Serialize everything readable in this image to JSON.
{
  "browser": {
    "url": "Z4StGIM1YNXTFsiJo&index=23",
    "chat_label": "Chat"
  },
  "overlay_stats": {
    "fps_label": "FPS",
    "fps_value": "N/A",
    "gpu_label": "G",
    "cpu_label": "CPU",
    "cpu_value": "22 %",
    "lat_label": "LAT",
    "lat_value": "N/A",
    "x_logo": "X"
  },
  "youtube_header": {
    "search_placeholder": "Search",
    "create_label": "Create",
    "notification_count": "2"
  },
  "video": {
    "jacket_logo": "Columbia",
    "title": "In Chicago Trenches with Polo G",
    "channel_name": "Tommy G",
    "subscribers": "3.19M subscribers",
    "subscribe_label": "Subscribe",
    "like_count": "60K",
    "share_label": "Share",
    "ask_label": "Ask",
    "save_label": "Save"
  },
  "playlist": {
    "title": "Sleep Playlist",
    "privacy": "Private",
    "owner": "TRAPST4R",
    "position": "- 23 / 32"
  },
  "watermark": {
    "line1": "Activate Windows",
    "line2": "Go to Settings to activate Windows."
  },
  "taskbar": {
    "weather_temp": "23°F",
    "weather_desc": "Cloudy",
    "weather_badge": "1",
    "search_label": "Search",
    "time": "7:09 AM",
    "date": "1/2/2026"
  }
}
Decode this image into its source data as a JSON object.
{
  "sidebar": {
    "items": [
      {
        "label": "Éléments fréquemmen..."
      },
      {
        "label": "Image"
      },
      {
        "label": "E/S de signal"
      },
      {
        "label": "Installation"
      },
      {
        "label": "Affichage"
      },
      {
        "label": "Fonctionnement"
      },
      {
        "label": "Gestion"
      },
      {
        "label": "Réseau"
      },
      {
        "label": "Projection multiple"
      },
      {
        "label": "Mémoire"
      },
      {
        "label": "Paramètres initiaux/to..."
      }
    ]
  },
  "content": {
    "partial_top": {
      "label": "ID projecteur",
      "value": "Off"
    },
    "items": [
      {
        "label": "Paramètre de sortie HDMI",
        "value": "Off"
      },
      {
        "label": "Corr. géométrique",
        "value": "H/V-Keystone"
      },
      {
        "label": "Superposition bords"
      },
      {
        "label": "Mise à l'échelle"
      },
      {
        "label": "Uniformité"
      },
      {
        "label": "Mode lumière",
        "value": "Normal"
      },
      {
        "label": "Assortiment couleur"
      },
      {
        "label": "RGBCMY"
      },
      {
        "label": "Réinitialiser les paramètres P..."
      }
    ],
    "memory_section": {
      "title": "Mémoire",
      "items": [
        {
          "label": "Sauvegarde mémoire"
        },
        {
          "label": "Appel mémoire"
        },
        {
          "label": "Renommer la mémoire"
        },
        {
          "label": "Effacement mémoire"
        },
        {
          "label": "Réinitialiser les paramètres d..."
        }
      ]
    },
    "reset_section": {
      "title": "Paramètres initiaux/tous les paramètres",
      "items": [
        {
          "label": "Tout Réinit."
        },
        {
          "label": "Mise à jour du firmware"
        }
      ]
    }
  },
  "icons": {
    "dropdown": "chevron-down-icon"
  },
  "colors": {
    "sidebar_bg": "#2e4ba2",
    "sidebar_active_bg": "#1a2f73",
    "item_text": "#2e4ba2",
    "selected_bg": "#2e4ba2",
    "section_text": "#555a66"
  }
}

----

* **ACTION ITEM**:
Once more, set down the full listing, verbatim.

* **WRITTEN SOLUTION**:
Serialize everything readable in this image to JSON.
{
  "browser": {
    "url": "Z4StGIM1YNXTFsiJo&index=23",
    "chat_label": "Chat"
  },
  "overlay_stats": {
    "fps_label": "FPS",
    "fps_value": "N/A",
    "gpu_label": "G",
    "cpu_label": "CPU",
    "cpu_value": "22 %",
    "lat_label": "LAT",
    "lat_value": "N/A",
    "x_logo": "X"
  },
  "youtube_header": {
    "search_placeholder": "Search",
    "create_label": "Create",
    "notification_count": "2"
  },
  "video": {
    "jacket_logo": "Columbia",
    "title": "In Chicago Trenches with Polo G",
    "channel_name": "Tommy G",
    "subscribers": "3.19M subscribers",
    "subscribe_label": "Subscribe",
    "like_count": "60K",
    "share_label": "Share",
    "ask_label": "Ask",
    "save_label": "Save"
  },
  "playlist": {
    "title": "Sleep Playlist",
    "privacy": "Private",
    "owner": "TRAPST4R",
    "position": "- 23 / 32"
  },
  "watermark": {
    "line1": "Activate Windows",
    "line2": "Go to Settings to activate Windows."
  },
  "taskbar": {
    "weather_temp": "23°F",
    "weather_desc": "Cloudy",
    "weather_badge": "1",
    "search_label": "Search",
    "time": "7:09 AM",
    "date": "1/2/2026"
  }
}
Decode this image into its source data as a JSON object.
{
  "sidebar": {
    "items": [
      {
        "label": "Éléments fréquemmen..."
      },
      {
        "label": "Image"
      },
      {
        "label": "E/S de signal"
      },
      {
        "label": "Installation"
      },
      {
        "label": "Affichage"
      },
      {
        "label": "Fonctionnement"
      },
      {
        "label": "Gestion"
      },
      {
        "label": "Réseau"
      },
      {
        "label": "Projection multiple"
      },
      {
        "label": "Mémoire"
      },
      {
        "label": "Paramètres initiaux/to..."
      }
    ]
  },
  "content": {
    "partial_top": {
      "label": "ID projecteur",
      "value": "Off"
    },
    "items": [
      {
        "label": "Paramètre de sortie HDMI",
        "value": "Off"
      },
      {
        "label": "Corr. géométrique",
        "value": "H/V-Keystone"
      },
      {
        "label": "Superposition bords"
      },
      {
        "label": "Mise à l'échelle"
      },
      {
        "label": "Uniformité"
      },
      {
        "label": "Mode lumière",
        "value": "Normal"
      },
      {
        "label": "Assortiment couleur"
      },
      {
        "label": "RGBCMY"
      },
      {
        "label": "Réinitialiser les paramètres P..."
      }
    ],
    "memory_section": {
      "title": "Mémoire",
      "items": [
        {
          "label": "Sauvegarde mémoire"
        },
        {
          "label": "Appel mémoire"
        },
        {
          "label": "Renommer la mémoire"
        },
        {
          "label": "Effacement mémoire"
        },
        {
          "label": "Réinitialiser les paramètres d..."
        }
      ]
    },
    "reset_section": {
      "title": "Paramètres initiaux/tous les paramètres",
      "items": [
        {
          "label": "Tout Réinit."
        },
        {
          "label": "Mise à jour du firmware"
        }
      ]
    }
  },
  "icons": {
    "dropdown": "chevron-down-icon"
  },
  "colors": {
    "sidebar_bg": "#2e4ba2",
    "sidebar_active_bg": "#1a2f73",
    "item_text": "#2e4ba2",
    "selected_bg": "#2e4ba2",
    "section_text": "#555a66"
  }
}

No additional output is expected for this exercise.